Glenroe creator Wesley Burrowes dies aged 85

Playwright and screenwriter ‘the master’ of television drama, says RTÉ director-general

Playwright and screenwriter Wesley Burrowes, best known for creating the long-running RTÉ drama Glenroe, has died aged 85 following a long illness.

Born in Bangor, Co Down in 1930, he moved to Dublin in the early 1950s after graduating from Queen's University Belfast. After several years writing for theatre, he got his first break in television in 1964 when he replaced Maura Laverty as scriptwriter on RTÉ Television's drama series, Tolka Row.

Two years later he became editor and chief scriptwriter for the station's first long-running rural soap opera, The Riordans. He went on to create another rural soap, Bracken, which featured Gabriel Byrne in the lead role of Pat Barry.

But Burrowes will probably be best remembered for the creation in 1983 of Glenroe - one of RTÉ’s most popular drama series - which he scripted through most of its 18-year run.


‘The master’

Noel Curran, director-general of RTÉ, last night described Burrowes as "the master" of Irish television serial drama.

“From Tolka Row to The Riordans, Bracken to Glenroe, Wesley did not simply create plotlines, he created entire worlds, populated with original characters who themselves became household names on a scale unheard of before or since.”

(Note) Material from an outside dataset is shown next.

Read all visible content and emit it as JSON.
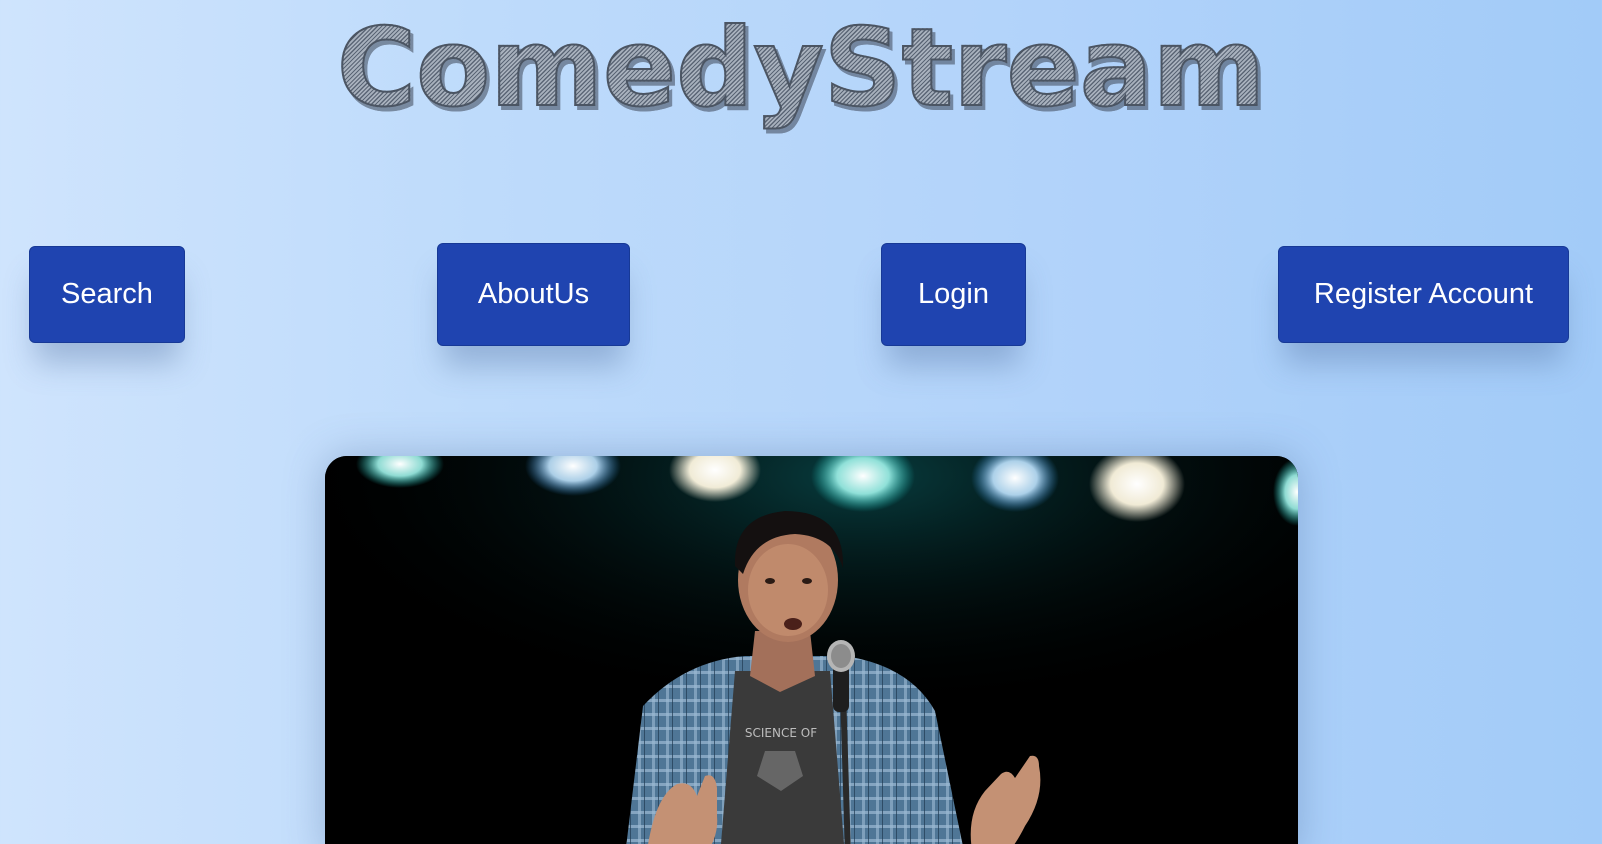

Curran said Burrowes was “universally respected, beloved by his actors and crews - he captured facets of Irish life, and the Irish people, that resonated deeply with audiences”.

“On behalf of RTÉ, and on behalf of our many colleagues who worked so closely with him over many years, I would like to extend my sincere condolences to Wesley’s family.”

Burrowes is survived by his wife Helena and children Ciara and Kim.

Olivia Kelly

Olivia Kelly

Olivia Kelly is Dublin Editor of The Irish Times